His presentation was followed by an input by Dr. Christina Velentza (IPC-Mercator Fellow) on the “Implications of the Agreement as an Extra Legal Text Regarding International Law: The Greek Perspective”. Dr. Velentza referred to the legal aspects of the agreement. Her assessment, while focusing on other aspects, fitted well into what was presented before, since she also was critical of the agreement and its effects. She elaborated how it was initially supposed to be temporary, and how it nevertheless remains in place, with many negative consequences, such as the legitimisation of detention on the Aegean islands on the Greek side. According to Christina Velentza, the agreement follows the Australian model and undermines Human Rights. The formal designation of Turkey as save third country for asylum seekers reaching Greece is something she further explained to be highly problematic.
The Turkish political parties on refugees
Under the title “Refugee issue and Turkey’s domestic politics – Expectations and trajectory post 2023 elections”, Professor Deniz Sert from Özyeğin University presented the findings of the latest study she co-authored with Ezgi Elçi and Evren Balta. She stated that up until the 2019 elections the arrival of almost 4 million refugees interestingly did not have an effect on elections and political campaigns in Turkey. She explained further, that the political elite acted in a rather responsible way, which is why there was neither a “summer of welcome” nor a societal uproar among Turkish society with regard to migrants in the country.
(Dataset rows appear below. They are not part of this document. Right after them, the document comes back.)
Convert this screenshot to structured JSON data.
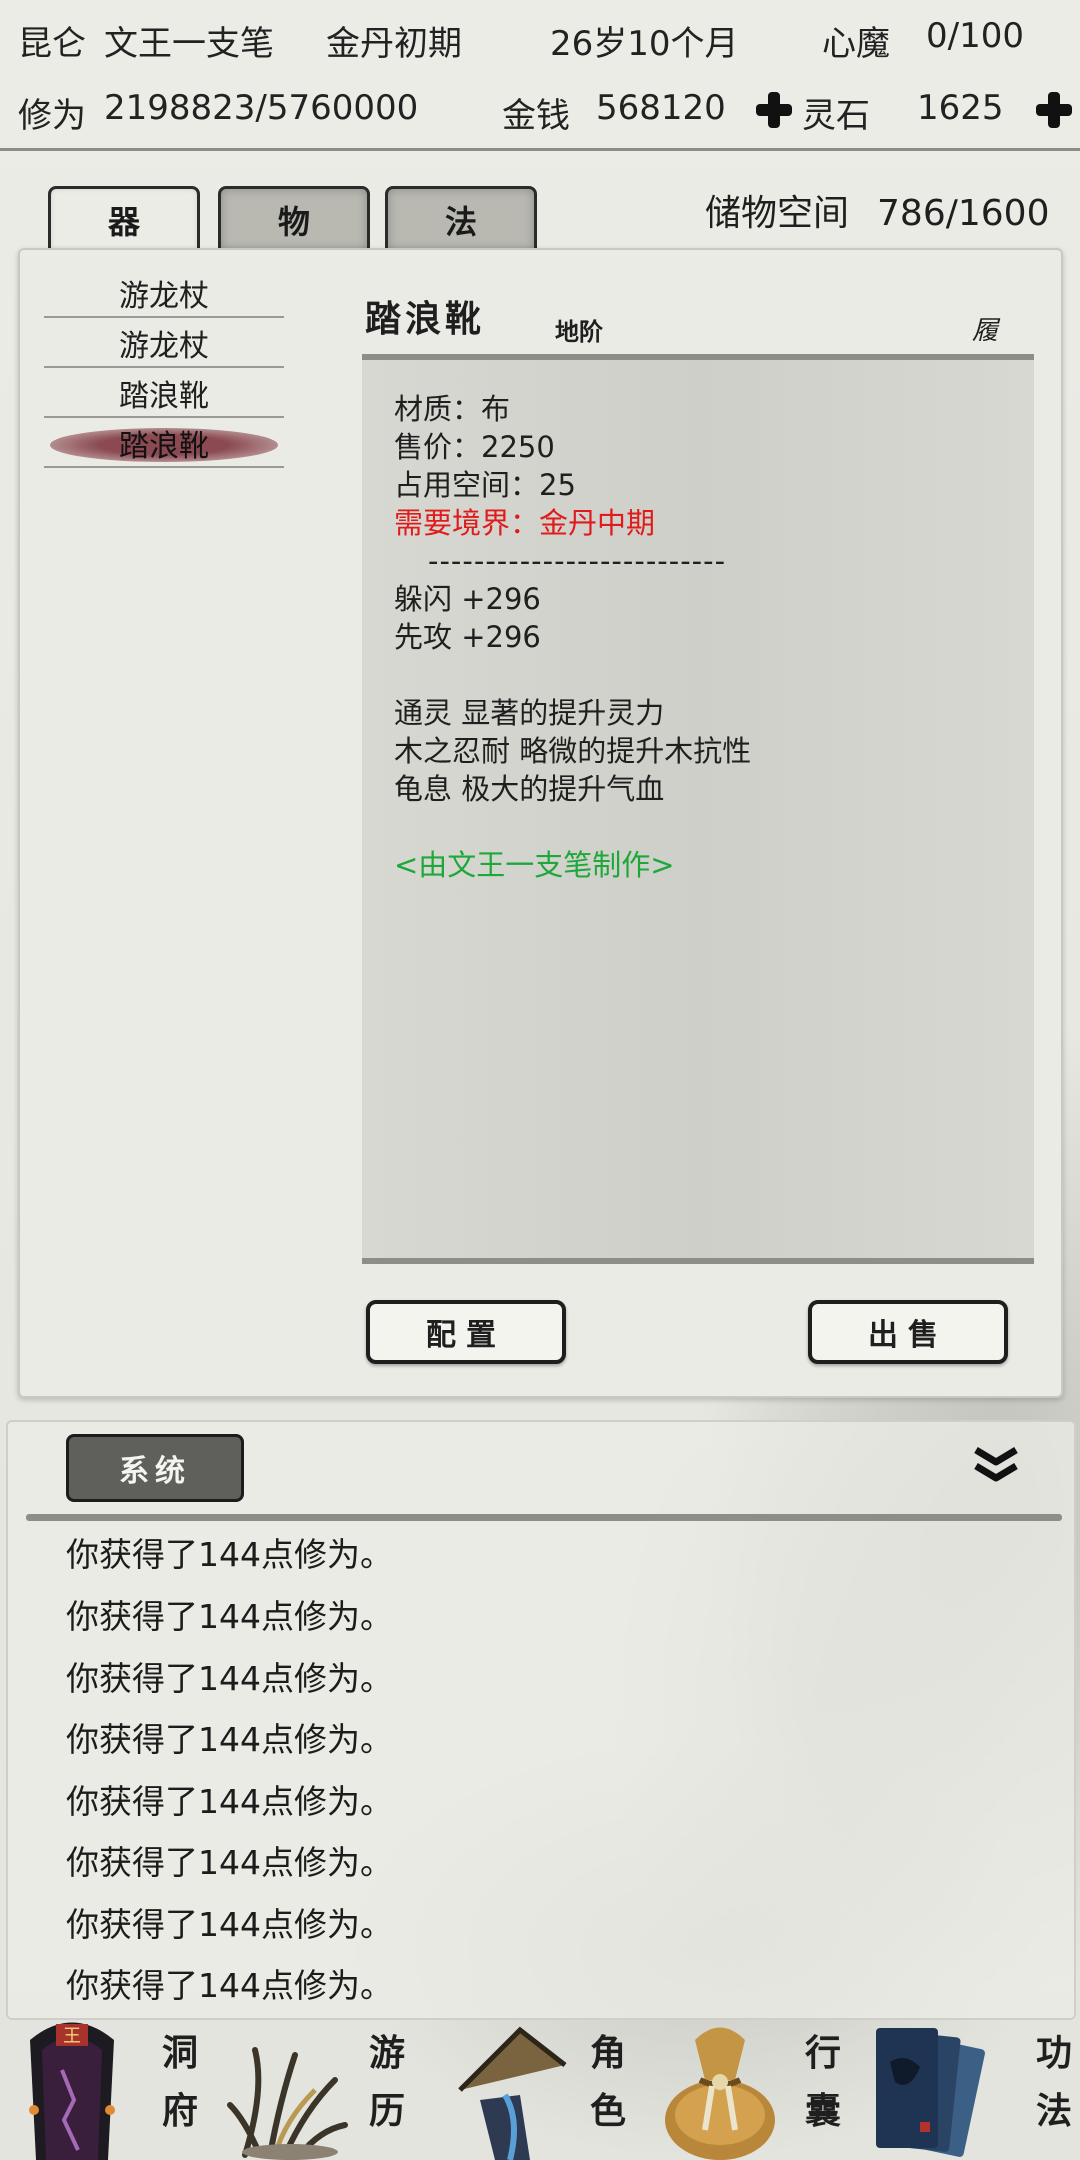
{
  "header": {
    "sect": "昆仑",
    "name": "文王一支笔",
    "realm": "金丹初期",
    "age": "26岁10个月",
    "demon_label": "心魔",
    "demon_value": "0/100",
    "cultivation_label": "修为",
    "cultivation_value": "2198823/5760000",
    "money_label": "金钱",
    "money_value": "568120",
    "stone_label": "灵石",
    "stone_value": "1625"
  },
  "tabs": [
    "器",
    "物",
    "法"
  ],
  "storage": {
    "label": "储物空间",
    "value": "786/1600"
  },
  "items": [
    "游龙杖",
    "游龙杖",
    "踏浪靴",
    "踏浪靴"
  ],
  "detail": {
    "name": "踏浪靴",
    "tier": "地阶",
    "slot": "履",
    "material": "材质：布",
    "price": "售价：2250",
    "space": "占用空间：25",
    "requirement": "需要境界：金丹中期",
    "separator": "--------------------------",
    "stats": [
      "躲闪 +296",
      "先攻 +296"
    ],
    "effects": [
      "通灵 显著的提升灵力",
      "木之忍耐 略微的提升木抗性",
      "龟息 极大的提升气血"
    ],
    "maker": "<由文王一支笔制作>"
  },
  "buttons": {
    "equip": "配置",
    "sell": "出售"
  },
  "log": {
    "tab": "系统",
    "messages": [
      "你获得了144点修为。",
      "你获得了144点修为。",
      "你获得了144点修为。",
      "你获得了144点修为。",
      "你获得了144点修为。",
      "你获得了144点修为。",
      "你获得了144点修为。",
      "你获得了144点修为。"
    ]
  },
  "nav": [
    {
      "l1": "洞",
      "l2": "府"
    },
    {
      "l1": "游",
      "l2": "历"
    },
    {
      "l1": "角",
      "l2": "色"
    },
    {
      "l1": "行",
      "l2": "囊"
    },
    {
      "l1": "功",
      "l2": "法"
    }
  ],
  "colors": {
    "requirement": "#e01b1b",
    "maker": "#1ea83a",
    "selected": "#8b4a52"
  }
}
For the study, which Professor Sert had co-authored, “Political party representation of anti-immigration attitudes: The case of Turkey” the researchers analysed over 900 political speeches between the years 2011 and 2021. They interestingly see no major differences in the language of the different parties in Turkey since they all speak of migrants as of “guests, brothers and sisters”. At the same time, none of the parties offer any specific solution to the challenges with regard to migration, while being critical towards the EU-Turkey agreement. Professor Sert critically commented that migrants are always discussed to be Syrians and all those from other countries would remain unseen in the public debate. Furthermore, she stated that irregular migration and protection should be discussed separately and in general migration should be considered with a long-term, non-partisan and non-politicised perspective rather than being in the focus of heated pre-election-debates.
Support to the local level and other suggestions
After all discussants had given their presentations, a lively Q&A session and an interesting discussion with the engaged audience unfolded. It was stated that the EU’s financial support to Turkey should be directed more towards the local level and funds should be given to municipalities, since they would be responsible for refugees and therefore in need of the resources on the ground. The EU should further focus more on root causes of displacement, rather than externalisation. The EU-Turkey agreement should not be seen as a solution and the EU should stop following the externalisation approach, leaving border control to third countries, such as Turkey, but also Libya, or Morocco. Finally, one participant rightly stated that migration shouldn’t be the only topic of interest between the European Union and its Aegean neighbour, but there are many more common and relevant issues, which should not be forgotten.